Data section =
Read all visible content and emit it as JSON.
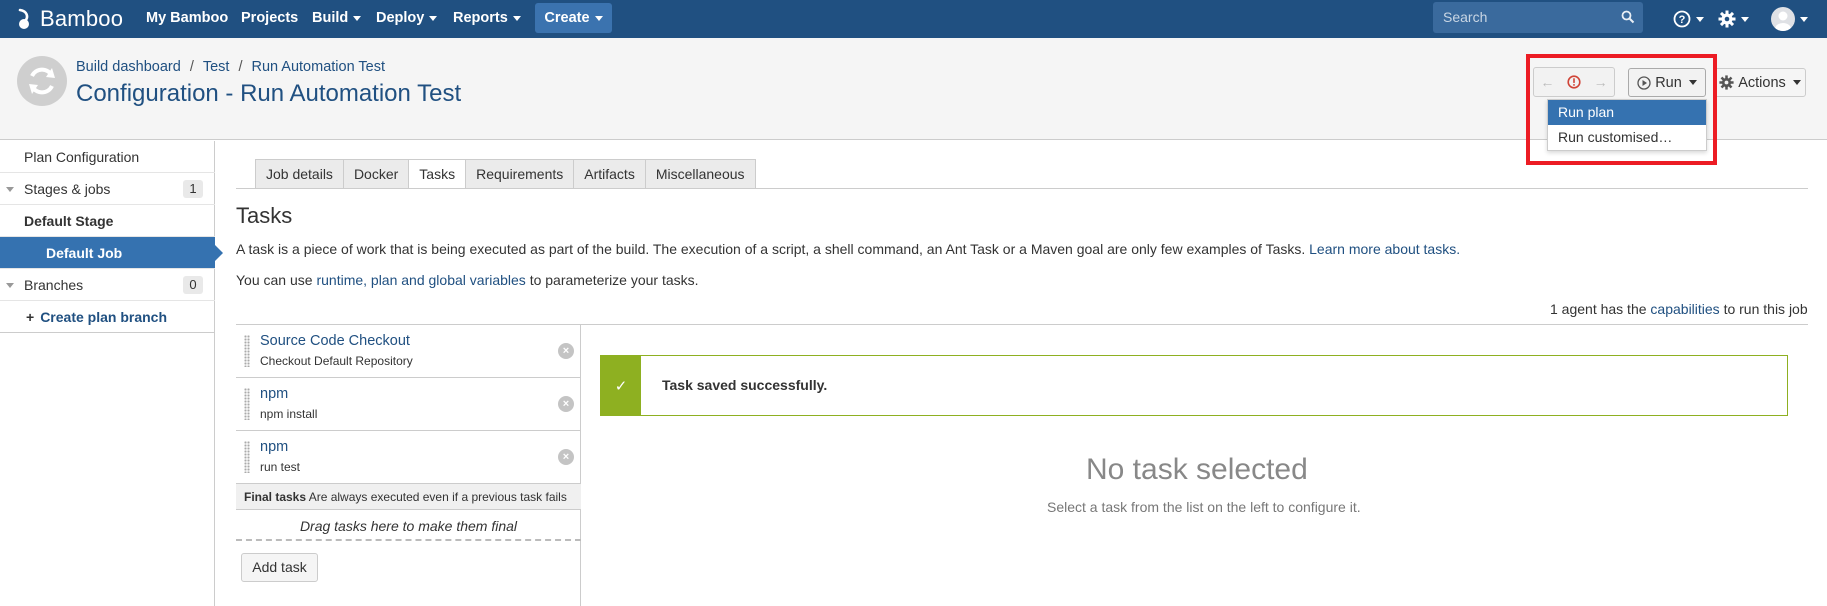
{
  "topbar": {
    "logo_text": "Bamboo",
    "nav": [
      {
        "label": "My Bamboo",
        "dropdown": false
      },
      {
        "label": "Projects",
        "dropdown": false
      },
      {
        "label": "Build",
        "dropdown": true
      },
      {
        "label": "Deploy",
        "dropdown": true
      },
      {
        "label": "Reports",
        "dropdown": true
      }
    ],
    "create_label": "Create",
    "search_placeholder": "Search",
    "icons": [
      "help-icon",
      "gear-icon",
      "avatar"
    ]
  },
  "header": {
    "breadcrumb": [
      "Build dashboard",
      "Test",
      "Run Automation Test"
    ],
    "title": "Configuration - Run Automation Test",
    "run_label": "Run",
    "actions_label": "Actions",
    "run_menu": [
      "Run plan",
      "Run customised…"
    ],
    "run_menu_active": "Run plan"
  },
  "sidebar": {
    "plan_configuration": "Plan Configuration",
    "stages_jobs": "Stages & jobs",
    "stages_jobs_count": "1",
    "default_stage": "Default Stage",
    "default_job": "Default Job",
    "branches": "Branches",
    "branches_count": "0",
    "create_branch": "Create plan branch"
  },
  "tabs": [
    "Job details",
    "Docker",
    "Tasks",
    "Requirements",
    "Artifacts",
    "Miscellaneous"
  ],
  "active_tab": "Tasks",
  "main": {
    "heading": "Tasks",
    "para1_prefix": "A task is a piece of work that is being executed as part of the build. The execution of a script, a shell command, an Ant Task or a Maven goal are only few examples of Tasks. ",
    "para1_link": "Learn more about tasks.",
    "para2_prefix": "You can use ",
    "para2_link": "runtime, plan and global variables",
    "para2_suffix": " to parameterize your tasks.",
    "agents_prefix": "1 agent has the ",
    "agents_link": "capabilities",
    "agents_suffix": " to run this job"
  },
  "tasks": [
    {
      "title": "Source Code Checkout",
      "subtitle": "Checkout Default Repository"
    },
    {
      "title": "npm",
      "subtitle": "npm install"
    },
    {
      "title": "npm",
      "subtitle": "run test"
    }
  ],
  "final_tasks": {
    "label": "Final tasks",
    "note": "Are always executed even if a previous task fails",
    "drop_zone": "Drag tasks here to make them final"
  },
  "add_task_label": "Add task",
  "success_message": "Task saved successfully.",
  "empty_state": {
    "title": "No task selected",
    "subtitle": "Select a task from the list on the left to configure it."
  },
  "colors": {
    "topbar": "#205081",
    "accent": "#3572b0",
    "success": "#8eb021",
    "highlight": "#ec1c24",
    "error_icon": "#d04437"
  }
}
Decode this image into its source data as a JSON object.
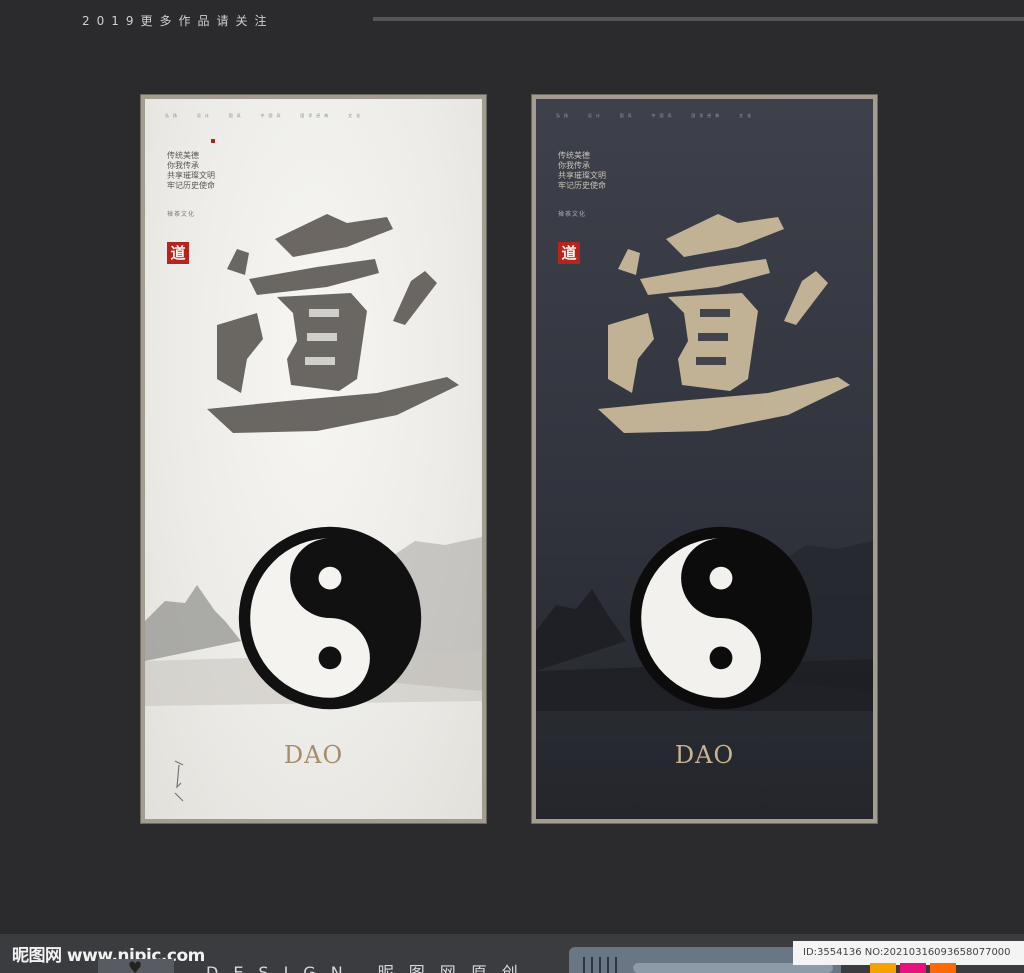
{
  "header": {
    "title": "2019更多作品请关注"
  },
  "posters": {
    "meta": "弘扬 · 设计 · 国风 · 中国风 · 国学经典 · 文化",
    "poem": [
      "传统美德",
      "你我传承",
      "共享璀璨文明",
      "牢记历史使命"
    ],
    "culture": "禅茶文化",
    "seal": "道",
    "big_glyph": "道",
    "title": "DAO",
    "colors": {
      "light_bg": "#ecebe7",
      "dark_bg": "#31343d",
      "seal_red": "#b8231d",
      "gold": "#c8b48f"
    }
  },
  "footer": {
    "brand": "昵图网 www.nipic.com",
    "design": "DESIGN 昵图网原创",
    "id_text": "ID:3554136 NO:20210316093658077000",
    "heart_icon": "heart-icon",
    "swatch_colors": [
      "#f5a100",
      "#e8127c",
      "#ff6a00"
    ]
  }
}
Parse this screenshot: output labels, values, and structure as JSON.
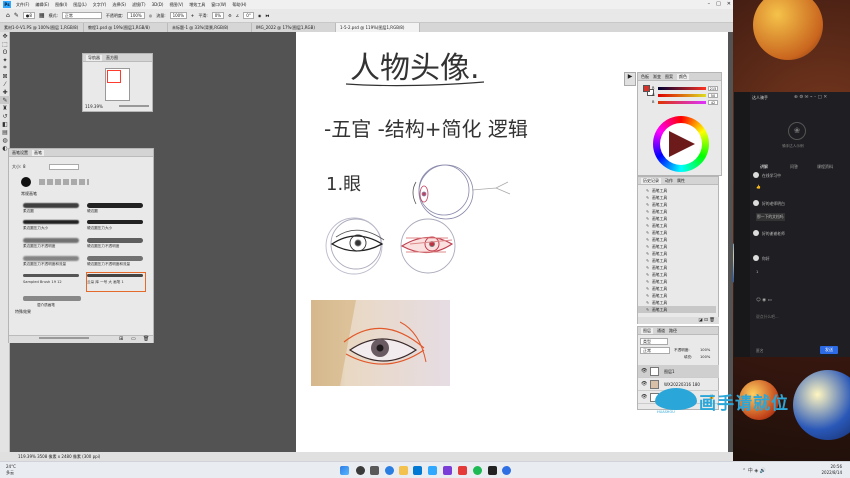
{
  "menubar": {
    "items": [
      "文件(F)",
      "编辑(E)",
      "图像(I)",
      "图层(L)",
      "文字(Y)",
      "选择(S)",
      "滤镜(T)",
      "3D(D)",
      "视图(V)",
      "增效工具",
      "窗口(W)",
      "帮助(H)"
    ],
    "logo": "Ps"
  },
  "options": {
    "mode_label": "模式:",
    "mode_value": "正常",
    "opacity_label": "不透明度:",
    "opacity_value": "100%",
    "flow_label": "流量:",
    "flow_value": "100%",
    "smooth_label": "平滑:",
    "smooth_value": "0%",
    "angle_value": "0°"
  },
  "tabs": [
    {
      "label": "素材1-0-V1.PS @ 100%(图层 1,RGB/8)",
      "active": false
    },
    {
      "label": "教程1.psd @ 19%(图层1,RGB/8)",
      "active": false
    },
    {
      "label": "未标题-1 @ 33%(背景,RGB/8)",
      "active": false
    },
    {
      "label": "IMG_2022 @ 17%(图层1,RGB)",
      "active": false
    },
    {
      "label": "1-5-2.psd @ 119%(图层1,RGB/8)",
      "active": true
    }
  ],
  "navigator": {
    "tabs": [
      "导航器",
      "直方图"
    ],
    "zoom": "119.39%"
  },
  "brushes": {
    "tabs": [
      "画笔设置",
      "画笔"
    ],
    "size_label": "大小:",
    "size_value": "8",
    "group_label": "常规画笔",
    "items": [
      [
        "柔边圆",
        "硬边圆"
      ],
      [
        "柔边圆压力大小",
        "硬边圆压力大小"
      ],
      [
        "柔边圆压力不透明度",
        "硬边圆压力不透明度"
      ],
      [
        "柔边圆压力不透明度和流量",
        "硬边圆压力不透明度和流量"
      ],
      [
        "Sampled Brush 19 12",
        "云朵 库 一号 大 画笔 1"
      ]
    ],
    "footer_group": "湿介质画笔",
    "sub_group": "特殊效果"
  },
  "color_panel": {
    "tabs": [
      "色板",
      "渐变",
      "图案",
      "颜色"
    ],
    "fg": "#d7322a",
    "sliders": [
      {
        "letter": "R",
        "value": "215"
      },
      {
        "letter": "G",
        "value": "50"
      },
      {
        "letter": "B",
        "value": "42"
      }
    ]
  },
  "history": {
    "tabs": [
      "历史记录",
      "动作",
      "属性"
    ],
    "items": [
      "画笔工具",
      "画笔工具",
      "画笔工具",
      "画笔工具",
      "画笔工具",
      "画笔工具",
      "画笔工具",
      "画笔工具",
      "画笔工具",
      "画笔工具",
      "画笔工具",
      "画笔工具",
      "画笔工具",
      "画笔工具",
      "画笔工具",
      "画笔工具",
      "画笔工具",
      "画笔工具"
    ]
  },
  "layers": {
    "tabs": [
      "图层",
      "通道",
      "路径"
    ],
    "kind_label": "类型",
    "blend_value": "正常",
    "opacity_label": "不透明度:",
    "opacity_value": "100%",
    "fill_label": "填充:",
    "fill_value": "100%",
    "rows": [
      {
        "name": "图层1"
      },
      {
        "name": "WX20220316 180"
      },
      {
        "name": "背景"
      }
    ]
  },
  "canvas_text": {
    "title": "人物头像.",
    "line2": "-五官 -结构+简化 逻辑",
    "line3": "1.眼"
  },
  "status": {
    "text": "119.39%   3508 像素 x 2480 像素 (300 ppi)"
  },
  "chat": {
    "header": "达人骑手",
    "room_title": "骑手达人示例",
    "tabs": [
      "讲解",
      "问答",
      "课程资料"
    ],
    "messages": [
      "在线学习中",
      "👍",
      "好的老师明白",
      "那一下的文档吗",
      "好的谢谢老师",
      "你好",
      "1"
    ],
    "input_placeholder": "说点什么吧...",
    "send_label": "发送",
    "anon_label": "匿名"
  },
  "taskbar": {
    "weather_temp": "24°C",
    "weather_desc": "多云",
    "time": "20:56",
    "date": "2022/8/14"
  },
  "watermark": {
    "text": "画手请就位",
    "sub": "HUASHOU"
  }
}
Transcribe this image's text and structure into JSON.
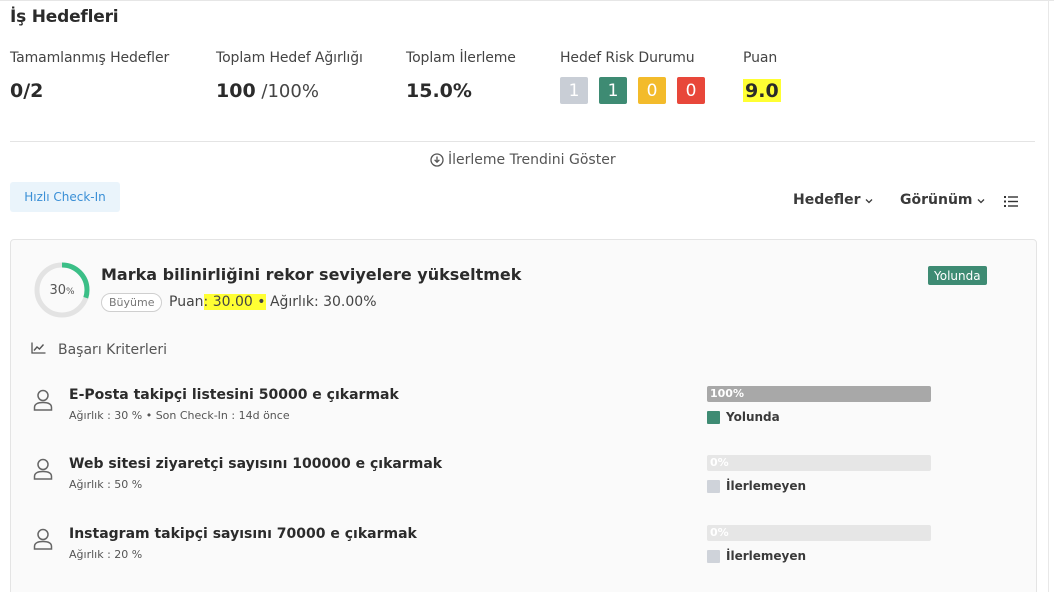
{
  "page": {
    "title": "İş Hedefleri"
  },
  "stats": {
    "completed": {
      "label": "Tamamlanmış Hedefler",
      "value": "0/2"
    },
    "weight": {
      "label": "Toplam Hedef Ağırlığı",
      "value": "100",
      "unit": " /100%"
    },
    "progress": {
      "label": "Toplam İlerleme",
      "value": "15.0%"
    },
    "risk": {
      "label": "Hedef Risk Durumu",
      "boxes": [
        {
          "value": "1",
          "color": "#c9ced6"
        },
        {
          "value": "1",
          "color": "#3e8b73"
        },
        {
          "value": "0",
          "color": "#f3bb2b"
        },
        {
          "value": "0",
          "color": "#e8473a"
        }
      ]
    },
    "score": {
      "label": "Puan",
      "value": "9.0"
    }
  },
  "trend_toggle": {
    "label": "İlerleme Trendini Göster",
    "icon": "download-circle-icon"
  },
  "toolbar": {
    "quick_checkin": "Hızlı Check-In",
    "goals_dropdown": "Hedefler",
    "view_dropdown": "Görünüm",
    "list_icon": "list-icon"
  },
  "goal": {
    "progress_percent": 30,
    "progress_label": "30",
    "progress_unit": "%",
    "title": "Marka bilinirliğini rekor seviyelere yükseltmek",
    "tag": "Büyüme",
    "score_prefix": "Puan",
    "score_highlight": ": 30.00 •",
    "weight_text": " Ağırlık: 30.00%",
    "status": "Yolunda",
    "status_color": "#3e8b73",
    "ring_color": "#3bbf87"
  },
  "criteria": {
    "header": "Başarı Kriterleri",
    "items": [
      {
        "title": "E-Posta takipçi listesini 50000 e çıkarmak",
        "subtitle": "Ağırlık : 30 %   •   Son Check-In : 14d önce",
        "progress": 100,
        "progress_label": "100%",
        "status": "Yolunda",
        "status_color": "#3e8b73"
      },
      {
        "title": "Web sitesi ziyaretçi sayısını 100000 e çıkarmak",
        "subtitle": "Ağırlık : 50 %",
        "progress": 0,
        "progress_label": "0%",
        "status": "İlerlemeyen",
        "status_color": "#cfd3da"
      },
      {
        "title": "Instagram takipçi sayısını 70000 e çıkarmak",
        "subtitle": "Ağırlık : 20 %",
        "progress": 0,
        "progress_label": "0%",
        "status": "İlerlemeyen",
        "status_color": "#cfd3da"
      }
    ]
  }
}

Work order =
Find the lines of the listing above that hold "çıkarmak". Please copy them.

Answer below =
        "title": "E-Posta takipçi listesini 50000 e çıkarmak",
        "title": "Web sitesi ziyaretçi sayısını 100000 e çıkarmak",
        "title": "Instagram takipçi sayısını 70000 e çıkarmak",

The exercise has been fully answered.